### Exercise directions
Report all lines of the data below that hold the word "Sign".

Start of Exercise input

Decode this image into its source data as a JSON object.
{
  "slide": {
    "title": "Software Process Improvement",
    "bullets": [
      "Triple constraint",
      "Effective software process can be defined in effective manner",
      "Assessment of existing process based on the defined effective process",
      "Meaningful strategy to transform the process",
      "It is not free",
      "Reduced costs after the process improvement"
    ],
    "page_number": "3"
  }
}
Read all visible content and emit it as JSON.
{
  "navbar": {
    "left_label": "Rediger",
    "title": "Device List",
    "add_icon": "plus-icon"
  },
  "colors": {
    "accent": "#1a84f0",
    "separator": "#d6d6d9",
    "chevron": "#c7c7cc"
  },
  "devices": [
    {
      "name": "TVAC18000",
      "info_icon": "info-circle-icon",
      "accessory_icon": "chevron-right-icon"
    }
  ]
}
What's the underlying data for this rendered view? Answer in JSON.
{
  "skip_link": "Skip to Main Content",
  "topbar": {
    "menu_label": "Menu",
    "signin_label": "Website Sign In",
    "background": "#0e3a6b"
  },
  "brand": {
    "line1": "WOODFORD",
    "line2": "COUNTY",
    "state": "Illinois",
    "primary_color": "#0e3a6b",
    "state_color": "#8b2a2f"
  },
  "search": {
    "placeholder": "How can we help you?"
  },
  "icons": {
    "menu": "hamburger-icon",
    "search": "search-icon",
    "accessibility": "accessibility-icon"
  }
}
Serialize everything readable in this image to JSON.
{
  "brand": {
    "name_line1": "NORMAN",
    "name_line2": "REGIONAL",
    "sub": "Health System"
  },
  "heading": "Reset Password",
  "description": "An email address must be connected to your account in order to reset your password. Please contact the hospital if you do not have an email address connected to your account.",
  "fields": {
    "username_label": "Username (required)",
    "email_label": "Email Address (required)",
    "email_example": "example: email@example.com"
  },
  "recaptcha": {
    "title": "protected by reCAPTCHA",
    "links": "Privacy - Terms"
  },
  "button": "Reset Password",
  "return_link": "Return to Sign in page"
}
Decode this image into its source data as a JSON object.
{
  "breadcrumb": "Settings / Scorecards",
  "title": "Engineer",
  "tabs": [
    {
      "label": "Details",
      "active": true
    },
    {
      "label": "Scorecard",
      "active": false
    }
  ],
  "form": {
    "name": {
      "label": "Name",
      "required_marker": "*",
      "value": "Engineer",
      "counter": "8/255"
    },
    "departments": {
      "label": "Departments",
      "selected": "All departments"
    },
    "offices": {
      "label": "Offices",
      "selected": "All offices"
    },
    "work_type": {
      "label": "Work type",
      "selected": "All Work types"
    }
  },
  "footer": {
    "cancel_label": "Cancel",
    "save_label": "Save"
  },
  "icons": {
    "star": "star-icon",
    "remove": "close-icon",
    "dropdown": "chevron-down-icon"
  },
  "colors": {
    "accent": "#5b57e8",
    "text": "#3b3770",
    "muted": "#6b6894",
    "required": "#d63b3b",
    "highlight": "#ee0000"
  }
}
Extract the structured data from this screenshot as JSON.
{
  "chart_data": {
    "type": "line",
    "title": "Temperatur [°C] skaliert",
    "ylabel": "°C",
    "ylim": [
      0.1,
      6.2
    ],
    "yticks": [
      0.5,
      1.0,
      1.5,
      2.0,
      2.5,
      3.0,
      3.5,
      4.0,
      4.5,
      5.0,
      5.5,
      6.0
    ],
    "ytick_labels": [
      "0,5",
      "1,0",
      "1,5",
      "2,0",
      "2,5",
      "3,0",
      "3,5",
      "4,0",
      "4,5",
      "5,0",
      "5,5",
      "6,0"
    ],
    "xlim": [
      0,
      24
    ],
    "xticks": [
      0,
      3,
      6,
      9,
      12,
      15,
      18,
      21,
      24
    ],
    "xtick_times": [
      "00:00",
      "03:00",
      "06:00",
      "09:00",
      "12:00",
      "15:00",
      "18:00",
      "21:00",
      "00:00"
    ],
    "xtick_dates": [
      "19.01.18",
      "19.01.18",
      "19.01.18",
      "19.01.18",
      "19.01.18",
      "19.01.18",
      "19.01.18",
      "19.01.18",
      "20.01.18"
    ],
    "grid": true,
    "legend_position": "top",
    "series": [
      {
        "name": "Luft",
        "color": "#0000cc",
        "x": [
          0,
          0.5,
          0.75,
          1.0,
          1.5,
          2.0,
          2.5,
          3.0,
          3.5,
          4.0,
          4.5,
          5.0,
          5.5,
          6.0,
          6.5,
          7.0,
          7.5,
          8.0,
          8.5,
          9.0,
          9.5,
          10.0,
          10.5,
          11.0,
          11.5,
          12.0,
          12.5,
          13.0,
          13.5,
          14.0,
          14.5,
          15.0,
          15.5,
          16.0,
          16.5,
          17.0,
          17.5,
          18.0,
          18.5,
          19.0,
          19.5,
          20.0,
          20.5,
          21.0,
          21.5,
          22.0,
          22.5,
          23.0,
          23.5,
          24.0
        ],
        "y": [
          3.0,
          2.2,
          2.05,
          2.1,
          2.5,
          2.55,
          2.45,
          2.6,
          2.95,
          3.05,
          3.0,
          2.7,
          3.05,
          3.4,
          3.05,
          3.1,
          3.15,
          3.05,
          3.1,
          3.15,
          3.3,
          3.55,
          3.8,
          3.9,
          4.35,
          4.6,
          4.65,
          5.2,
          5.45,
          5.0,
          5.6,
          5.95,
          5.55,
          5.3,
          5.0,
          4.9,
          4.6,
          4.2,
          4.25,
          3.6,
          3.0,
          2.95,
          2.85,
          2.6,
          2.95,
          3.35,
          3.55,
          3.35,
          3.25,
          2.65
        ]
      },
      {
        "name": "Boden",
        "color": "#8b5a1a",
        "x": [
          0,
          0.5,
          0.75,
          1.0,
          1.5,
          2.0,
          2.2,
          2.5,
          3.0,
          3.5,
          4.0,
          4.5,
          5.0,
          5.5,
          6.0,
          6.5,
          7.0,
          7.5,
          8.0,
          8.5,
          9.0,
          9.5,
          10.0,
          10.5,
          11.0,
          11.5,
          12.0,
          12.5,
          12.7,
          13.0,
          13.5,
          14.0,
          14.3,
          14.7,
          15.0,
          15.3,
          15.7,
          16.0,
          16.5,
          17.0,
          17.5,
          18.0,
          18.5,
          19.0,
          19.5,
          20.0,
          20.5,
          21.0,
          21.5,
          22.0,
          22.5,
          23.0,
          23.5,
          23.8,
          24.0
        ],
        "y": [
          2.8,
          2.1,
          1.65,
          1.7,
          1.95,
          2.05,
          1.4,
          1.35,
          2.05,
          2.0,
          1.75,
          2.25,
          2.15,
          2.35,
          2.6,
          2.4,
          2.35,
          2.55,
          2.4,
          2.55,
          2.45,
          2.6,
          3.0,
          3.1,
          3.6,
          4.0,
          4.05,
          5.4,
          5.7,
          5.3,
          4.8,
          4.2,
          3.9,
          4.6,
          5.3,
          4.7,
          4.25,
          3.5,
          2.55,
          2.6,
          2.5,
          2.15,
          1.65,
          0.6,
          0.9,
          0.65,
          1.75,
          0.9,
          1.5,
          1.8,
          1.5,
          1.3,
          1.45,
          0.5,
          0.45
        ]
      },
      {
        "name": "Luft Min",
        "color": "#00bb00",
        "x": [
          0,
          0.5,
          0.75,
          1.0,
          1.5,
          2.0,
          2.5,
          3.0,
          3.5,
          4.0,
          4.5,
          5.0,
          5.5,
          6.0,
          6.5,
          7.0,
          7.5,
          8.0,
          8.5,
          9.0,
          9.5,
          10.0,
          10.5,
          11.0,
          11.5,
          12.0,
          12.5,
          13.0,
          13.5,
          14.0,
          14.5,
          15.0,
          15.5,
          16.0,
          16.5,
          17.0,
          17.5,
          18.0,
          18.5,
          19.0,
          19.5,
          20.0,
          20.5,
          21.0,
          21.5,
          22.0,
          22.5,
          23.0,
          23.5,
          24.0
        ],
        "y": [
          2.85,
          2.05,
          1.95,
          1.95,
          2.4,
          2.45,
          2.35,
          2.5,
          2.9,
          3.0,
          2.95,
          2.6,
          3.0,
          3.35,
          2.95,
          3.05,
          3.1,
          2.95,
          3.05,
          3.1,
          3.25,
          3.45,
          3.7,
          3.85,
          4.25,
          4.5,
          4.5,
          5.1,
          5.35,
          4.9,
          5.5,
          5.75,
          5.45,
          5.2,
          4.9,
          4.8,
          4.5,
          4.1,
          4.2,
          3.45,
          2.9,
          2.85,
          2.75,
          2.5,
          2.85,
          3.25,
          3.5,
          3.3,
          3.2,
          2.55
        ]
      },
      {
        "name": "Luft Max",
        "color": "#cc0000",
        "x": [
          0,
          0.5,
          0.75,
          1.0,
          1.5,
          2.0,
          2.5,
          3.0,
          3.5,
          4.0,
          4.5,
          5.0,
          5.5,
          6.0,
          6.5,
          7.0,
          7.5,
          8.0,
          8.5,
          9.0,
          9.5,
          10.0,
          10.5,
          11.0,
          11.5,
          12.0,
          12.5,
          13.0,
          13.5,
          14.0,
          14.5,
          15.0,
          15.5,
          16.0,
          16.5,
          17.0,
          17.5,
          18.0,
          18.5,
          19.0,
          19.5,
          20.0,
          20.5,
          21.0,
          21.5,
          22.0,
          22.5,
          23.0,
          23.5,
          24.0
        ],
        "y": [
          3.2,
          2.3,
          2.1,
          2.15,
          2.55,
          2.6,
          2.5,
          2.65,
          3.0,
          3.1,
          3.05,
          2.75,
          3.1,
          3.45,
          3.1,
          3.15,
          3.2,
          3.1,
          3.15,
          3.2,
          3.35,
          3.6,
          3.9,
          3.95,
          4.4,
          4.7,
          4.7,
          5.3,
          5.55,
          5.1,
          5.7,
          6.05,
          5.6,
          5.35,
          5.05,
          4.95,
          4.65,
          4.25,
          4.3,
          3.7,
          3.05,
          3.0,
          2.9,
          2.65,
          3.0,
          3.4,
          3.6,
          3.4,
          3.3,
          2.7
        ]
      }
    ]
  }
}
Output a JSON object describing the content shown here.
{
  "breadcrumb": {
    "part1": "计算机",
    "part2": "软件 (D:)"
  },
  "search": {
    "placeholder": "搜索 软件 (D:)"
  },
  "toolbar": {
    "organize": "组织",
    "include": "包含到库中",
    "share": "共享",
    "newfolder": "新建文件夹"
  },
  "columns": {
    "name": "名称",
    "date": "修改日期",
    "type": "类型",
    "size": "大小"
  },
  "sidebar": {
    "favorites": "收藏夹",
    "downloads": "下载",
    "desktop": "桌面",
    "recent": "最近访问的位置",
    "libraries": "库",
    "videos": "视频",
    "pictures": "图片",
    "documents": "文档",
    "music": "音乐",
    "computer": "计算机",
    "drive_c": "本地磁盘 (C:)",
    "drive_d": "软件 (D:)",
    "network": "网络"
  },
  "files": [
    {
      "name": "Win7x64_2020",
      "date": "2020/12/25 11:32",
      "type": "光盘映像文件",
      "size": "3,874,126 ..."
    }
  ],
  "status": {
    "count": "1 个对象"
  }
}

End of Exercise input

### Task response
    "signin_label": "Website Sign In",
  "return_link": "Return to Sign in page"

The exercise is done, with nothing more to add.